• What to do
Output all of the listing, leaving every line exactly as written.

....

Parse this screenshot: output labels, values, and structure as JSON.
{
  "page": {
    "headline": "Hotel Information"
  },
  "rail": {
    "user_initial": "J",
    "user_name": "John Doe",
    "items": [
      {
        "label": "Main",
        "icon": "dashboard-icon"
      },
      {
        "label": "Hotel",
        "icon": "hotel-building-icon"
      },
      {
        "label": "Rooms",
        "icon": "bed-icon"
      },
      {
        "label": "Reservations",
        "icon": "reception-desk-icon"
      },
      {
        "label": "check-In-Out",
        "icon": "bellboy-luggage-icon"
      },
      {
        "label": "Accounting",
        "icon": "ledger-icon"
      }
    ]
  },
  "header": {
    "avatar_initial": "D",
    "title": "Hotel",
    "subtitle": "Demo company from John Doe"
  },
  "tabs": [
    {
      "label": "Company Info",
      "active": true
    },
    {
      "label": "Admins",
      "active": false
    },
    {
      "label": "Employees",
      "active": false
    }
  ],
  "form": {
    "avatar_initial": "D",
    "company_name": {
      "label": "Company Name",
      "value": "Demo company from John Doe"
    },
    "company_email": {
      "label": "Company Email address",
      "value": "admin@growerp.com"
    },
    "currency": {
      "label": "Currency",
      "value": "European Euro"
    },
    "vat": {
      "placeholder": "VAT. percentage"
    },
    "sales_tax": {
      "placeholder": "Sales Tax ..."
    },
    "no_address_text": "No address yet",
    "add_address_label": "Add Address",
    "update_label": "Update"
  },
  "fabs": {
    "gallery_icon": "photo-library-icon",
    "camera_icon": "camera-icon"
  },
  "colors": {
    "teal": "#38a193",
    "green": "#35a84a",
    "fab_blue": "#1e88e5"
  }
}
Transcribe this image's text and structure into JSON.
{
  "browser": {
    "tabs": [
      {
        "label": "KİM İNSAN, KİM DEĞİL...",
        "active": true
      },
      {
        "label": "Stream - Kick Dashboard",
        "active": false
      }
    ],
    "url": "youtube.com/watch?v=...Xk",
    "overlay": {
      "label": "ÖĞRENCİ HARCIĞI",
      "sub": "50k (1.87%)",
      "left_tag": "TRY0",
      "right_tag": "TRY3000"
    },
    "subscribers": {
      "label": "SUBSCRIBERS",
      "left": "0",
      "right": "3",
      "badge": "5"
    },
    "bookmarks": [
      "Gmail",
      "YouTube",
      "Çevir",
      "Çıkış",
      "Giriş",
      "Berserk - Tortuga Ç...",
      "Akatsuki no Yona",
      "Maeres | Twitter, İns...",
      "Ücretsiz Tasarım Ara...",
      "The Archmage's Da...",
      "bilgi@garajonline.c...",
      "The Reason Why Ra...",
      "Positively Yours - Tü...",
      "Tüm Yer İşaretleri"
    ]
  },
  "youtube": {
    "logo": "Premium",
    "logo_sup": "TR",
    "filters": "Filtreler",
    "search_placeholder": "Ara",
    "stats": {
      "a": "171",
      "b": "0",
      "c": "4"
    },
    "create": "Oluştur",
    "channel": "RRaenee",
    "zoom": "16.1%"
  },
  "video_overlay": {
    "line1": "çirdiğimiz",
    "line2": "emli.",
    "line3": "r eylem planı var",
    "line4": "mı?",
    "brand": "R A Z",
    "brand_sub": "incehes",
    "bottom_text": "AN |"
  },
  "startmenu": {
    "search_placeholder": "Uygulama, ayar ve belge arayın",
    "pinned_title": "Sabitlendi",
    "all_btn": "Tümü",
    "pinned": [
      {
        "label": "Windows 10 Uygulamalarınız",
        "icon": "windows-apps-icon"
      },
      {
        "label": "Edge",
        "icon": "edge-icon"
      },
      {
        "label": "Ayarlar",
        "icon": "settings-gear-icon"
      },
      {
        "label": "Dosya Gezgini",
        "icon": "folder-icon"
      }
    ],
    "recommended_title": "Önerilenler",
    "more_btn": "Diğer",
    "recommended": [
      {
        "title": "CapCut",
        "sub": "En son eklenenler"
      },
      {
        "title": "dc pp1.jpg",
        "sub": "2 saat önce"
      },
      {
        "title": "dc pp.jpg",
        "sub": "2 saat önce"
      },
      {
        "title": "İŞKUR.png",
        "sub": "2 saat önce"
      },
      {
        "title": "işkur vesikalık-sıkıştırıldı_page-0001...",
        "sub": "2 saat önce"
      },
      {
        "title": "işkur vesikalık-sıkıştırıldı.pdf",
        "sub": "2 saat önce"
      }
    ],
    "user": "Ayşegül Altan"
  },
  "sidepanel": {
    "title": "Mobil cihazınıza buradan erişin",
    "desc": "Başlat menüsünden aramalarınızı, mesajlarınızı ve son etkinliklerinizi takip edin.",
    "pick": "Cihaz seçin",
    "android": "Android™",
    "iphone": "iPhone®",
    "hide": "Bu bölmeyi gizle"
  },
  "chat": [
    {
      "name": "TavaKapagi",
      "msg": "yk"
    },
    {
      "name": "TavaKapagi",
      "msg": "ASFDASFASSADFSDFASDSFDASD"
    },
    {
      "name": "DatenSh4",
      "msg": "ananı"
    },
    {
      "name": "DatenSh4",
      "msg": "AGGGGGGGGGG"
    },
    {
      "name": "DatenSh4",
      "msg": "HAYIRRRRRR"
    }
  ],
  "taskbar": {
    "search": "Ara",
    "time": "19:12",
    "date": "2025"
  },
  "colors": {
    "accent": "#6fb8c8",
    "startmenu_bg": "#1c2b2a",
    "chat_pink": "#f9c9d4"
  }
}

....

• Written response
Parse this screenshot: output labels, values, and structure as JSON.
{
  "page": {
    "headline": "Hotel Information"
  },
  "rail": {
    "user_initial": "J",
    "user_name": "John Doe",
    "items": [
      {
        "label": "Main",
        "icon": "dashboard-icon"
      },
      {
        "label": "Hotel",
        "icon": "hotel-building-icon"
      },
      {
        "label": "Rooms",
        "icon": "bed-icon"
      },
      {
        "label": "Reservations",
        "icon": "reception-desk-icon"
      },
      {
        "label": "check-In-Out",
        "icon": "bellboy-luggage-icon"
      },
      {
        "label": "Accounting",
        "icon": "ledger-icon"
      }
    ]
  },
  "header": {
    "avatar_initial": "D",
    "title": "Hotel",
    "subtitle": "Demo company from John Doe"
  },
  "tabs": [
    {
      "label": "Company Info",
      "active": true
    },
    {
      "label": "Admins",
      "active": false
    },
    {
      "label": "Employees",
      "active": false
    }
  ],
  "form": {
    "avatar_initial": "D",
    "company_name": {
      "label": "Company Name",
      "value": "Demo company from John Doe"
    },
    "company_email": {
      "label": "Company Email address",
      "value": "admin@growerp.com"
    },
    "currency": {
      "label": "Currency",
      "value": "European Euro"
    },
    "vat": {
      "placeholder": "VAT. percentage"
    },
    "sales_tax": {
      "placeholder": "Sales Tax ..."
    },
    "no_address_text": "No address yet",
    "add_address_label": "Add Address",
    "update_label": "Update"
  },
  "fabs": {
    "gallery_icon": "photo-library-icon",
    "camera_icon": "camera-icon"
  },
  "colors": {
    "teal": "#38a193",
    "green": "#35a84a",
    "fab_blue": "#1e88e5"
  }
}
Transcribe this image's text and structure into JSON.
{
  "browser": {
    "tabs": [
      {
        "label": "KİM İNSAN, KİM DEĞİL...",
        "active": true
      },
      {
        "label": "Stream - Kick Dashboard",
        "active": false
      }
    ],
    "url": "youtube.com/watch?v=...Xk",
    "overlay": {
      "label": "ÖĞRENCİ HARCIĞI",
      "sub": "50k (1.87%)",
      "left_tag": "TRY0",
      "right_tag": "TRY3000"
    },
    "subscribers": {
      "label": "SUBSCRIBERS",
      "left": "0",
      "right": "3",
      "badge": "5"
    },
    "bookmarks": [
      "Gmail",
      "YouTube",
      "Çevir",
      "Çıkış",
      "Giriş",
      "Berserk - Tortuga Ç...",
      "Akatsuki no Yona",
      "Maeres | Twitter, İns...",
      "Ücretsiz Tasarım Ara...",
      "The Archmage's Da...",
      "bilgi@garajonline.c...",
      "The Reason Why Ra...",
      "Positively Yours - Tü...",
      "Tüm Yer İşaretleri"
    ]
  },
  "youtube": {
    "logo": "Premium",
    "logo_sup": "TR",
    "filters": "Filtreler",
    "search_placeholder": "Ara",
    "stats": {
      "a": "171",
      "b": "0",
      "c": "4"
    },
    "create": "Oluştur",
    "channel": "RRaenee",
    "zoom": "16.1%"
  },
  "video_overlay": {
    "line1": "çirdiğimiz",
    "line2": "emli.",
    "line3": "r eylem planı var",
    "line4": "mı?",
    "brand": "R A Z",
    "brand_sub": "incehes",
    "bottom_text": "AN |"
  },
  "startmenu": {
    "search_placeholder": "Uygulama, ayar ve belge arayın",
    "pinned_title": "Sabitlendi",
    "all_btn": "Tümü",
    "pinned": [
      {
        "label": "Windows 10 Uygulamalarınız",
        "icon": "windows-apps-icon"
      },
      {
        "label": "Edge",
        "icon": "edge-icon"
      },
      {
        "label": "Ayarlar",
        "icon": "settings-gear-icon"
      },
      {
        "label": "Dosya Gezgini",
        "icon": "folder-icon"
      }
    ],
    "recommended_title": "Önerilenler",
    "more_btn": "Diğer",
    "recommended": [
      {
        "title": "CapCut",
        "sub": "En son eklenenler"
      },
      {
        "title": "dc pp1.jpg",
        "sub": "2 saat önce"
      },
      {
        "title": "dc pp.jpg",
        "sub": "2 saat önce"
      },
      {
        "title": "İŞKUR.png",
        "sub": "2 saat önce"
      },
      {
        "title": "işkur vesikalık-sıkıştırıldı_page-0001...",
        "sub": "2 saat önce"
      },
      {
        "title": "işkur vesikalık-sıkıştırıldı.pdf",
        "sub": "2 saat önce"
      }
    ],
    "user": "Ayşegül Altan"
  },
  "sidepanel": {
    "title": "Mobil cihazınıza buradan erişin",
    "desc": "Başlat menüsünden aramalarınızı, mesajlarınızı ve son etkinliklerinizi takip edin.",
    "pick": "Cihaz seçin",
    "android": "Android™",
    "iphone": "iPhone®",
    "hide": "Bu bölmeyi gizle"
  },
  "chat": [
    {
      "name": "TavaKapagi",
      "msg": "yk"
    },
    {
      "name": "TavaKapagi",
      "msg": "ASFDASFASSADFSDFASDSFDASD"
    },
    {
      "name": "DatenSh4",
      "msg": "ananı"
    },
    {
      "name": "DatenSh4",
      "msg": "AGGGGGGGGGG"
    },
    {
      "name": "DatenSh4",
      "msg": "HAYIRRRRRR"
    }
  ],
  "taskbar": {
    "search": "Ara",
    "time": "19:12",
    "date": "2025"
  },
  "colors": {
    "accent": "#6fb8c8",
    "startmenu_bg": "#1c2b2a",
    "chat_pink": "#f9c9d4"
  }
}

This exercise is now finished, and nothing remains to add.